This concern regarding the long vacation first surfaced back in June. It's now September and I couldn't tell you where the summer's gone if I tried. Instead, here is a brief fly-by of the new experiences it’s brought – Summer News, if you will.

It started with Venice, a trip with The Boyfriend made in the euphoric wake of exams. This was a plethora of firsts, from discovering AirB'n'B and organising a holiday without parental supervision, to drinking an unidentified substance in a bar with a ceiling made of bras. Overall, a success, considering we not only made it back alive, but with all limbs and organs present and accounted for. My mum was more shocked at this outcome than I was, having closely followed our sketchy bus detour through Bologna from the safe distance enabled by Find My iPhone.


Mountain View

Photographing the humans of Cambridge: Mark Box on connection, chow mein, and Cambridge clubs

Another new experience on the tide of this summer was waitressing at a local pub. Every day there was a learning curve, from discovering what sort of customer I don’t want to be, to seeing my first urinal: for the record, those things are nasty.

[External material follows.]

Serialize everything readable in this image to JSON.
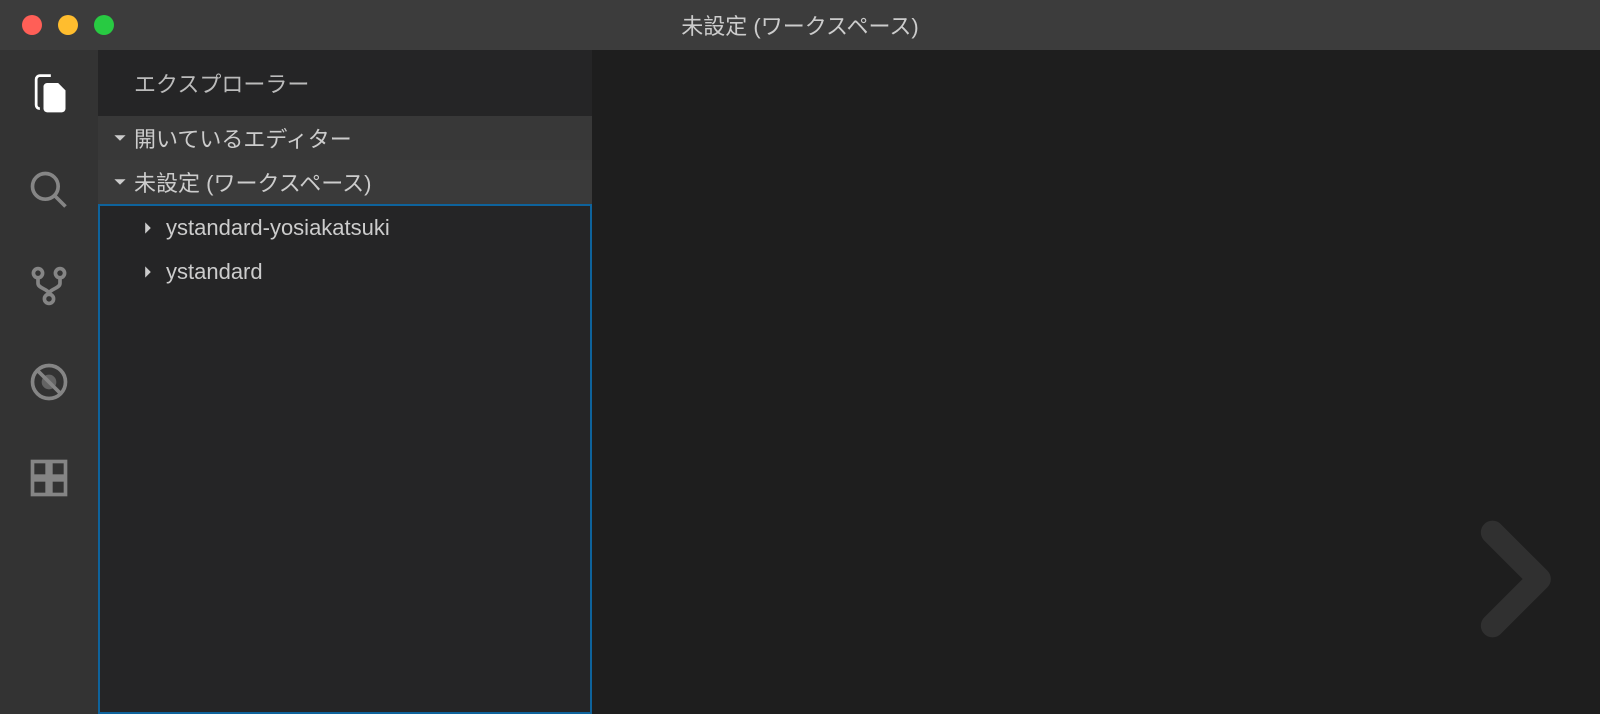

I’ve been asked “what kind of a fish is halloumi?” and told to “bring tomatoes on the side for the dog, please”. I’ve heard two-year-olds chanting “we want beer” and worried for this incoming generation of tiny and demanding alcoholics, and I’ve served food at a live music night where an old Scottish man asked if there were “any French people in the hoose” and everyone held their breath and rued the day we’d ever given him a microphone. After eight weeks, my colleagues finally clocked onto the fact that they can’t let me talk to the customers for long; as a theology student, any conversation I instigate is one step towards an existential crisis and one step away from a tip.